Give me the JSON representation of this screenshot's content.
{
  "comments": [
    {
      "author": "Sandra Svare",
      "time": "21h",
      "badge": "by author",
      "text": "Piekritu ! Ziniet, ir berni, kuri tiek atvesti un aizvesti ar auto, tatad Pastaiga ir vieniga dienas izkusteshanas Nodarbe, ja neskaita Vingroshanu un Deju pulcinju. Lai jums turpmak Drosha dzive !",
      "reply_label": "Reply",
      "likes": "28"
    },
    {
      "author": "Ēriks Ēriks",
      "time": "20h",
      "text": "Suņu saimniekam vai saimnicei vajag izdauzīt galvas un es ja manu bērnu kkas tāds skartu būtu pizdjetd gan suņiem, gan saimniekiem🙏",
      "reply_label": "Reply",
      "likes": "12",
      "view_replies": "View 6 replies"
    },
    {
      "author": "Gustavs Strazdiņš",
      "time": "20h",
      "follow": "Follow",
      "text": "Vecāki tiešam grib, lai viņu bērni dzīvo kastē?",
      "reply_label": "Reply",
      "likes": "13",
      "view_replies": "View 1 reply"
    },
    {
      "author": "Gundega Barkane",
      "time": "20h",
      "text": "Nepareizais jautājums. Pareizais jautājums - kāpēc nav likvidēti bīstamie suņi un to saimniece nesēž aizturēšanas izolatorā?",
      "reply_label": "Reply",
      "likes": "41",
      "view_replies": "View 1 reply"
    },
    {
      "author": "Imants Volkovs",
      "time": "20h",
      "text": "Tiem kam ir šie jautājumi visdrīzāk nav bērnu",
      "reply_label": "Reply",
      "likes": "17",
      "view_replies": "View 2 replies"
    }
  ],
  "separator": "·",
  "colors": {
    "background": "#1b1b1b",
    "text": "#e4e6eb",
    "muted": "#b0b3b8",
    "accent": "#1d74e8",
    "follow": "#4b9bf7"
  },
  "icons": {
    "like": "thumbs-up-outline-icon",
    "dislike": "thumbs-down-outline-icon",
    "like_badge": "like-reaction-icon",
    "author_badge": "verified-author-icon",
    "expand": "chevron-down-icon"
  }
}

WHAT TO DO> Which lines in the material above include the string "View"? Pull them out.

YOUR SOLUTION>
      "view_replies": "View 6 replies"
      "view_replies": "View 1 reply"
      "view_replies": "View 1 reply"
      "view_replies": "View 2 replies"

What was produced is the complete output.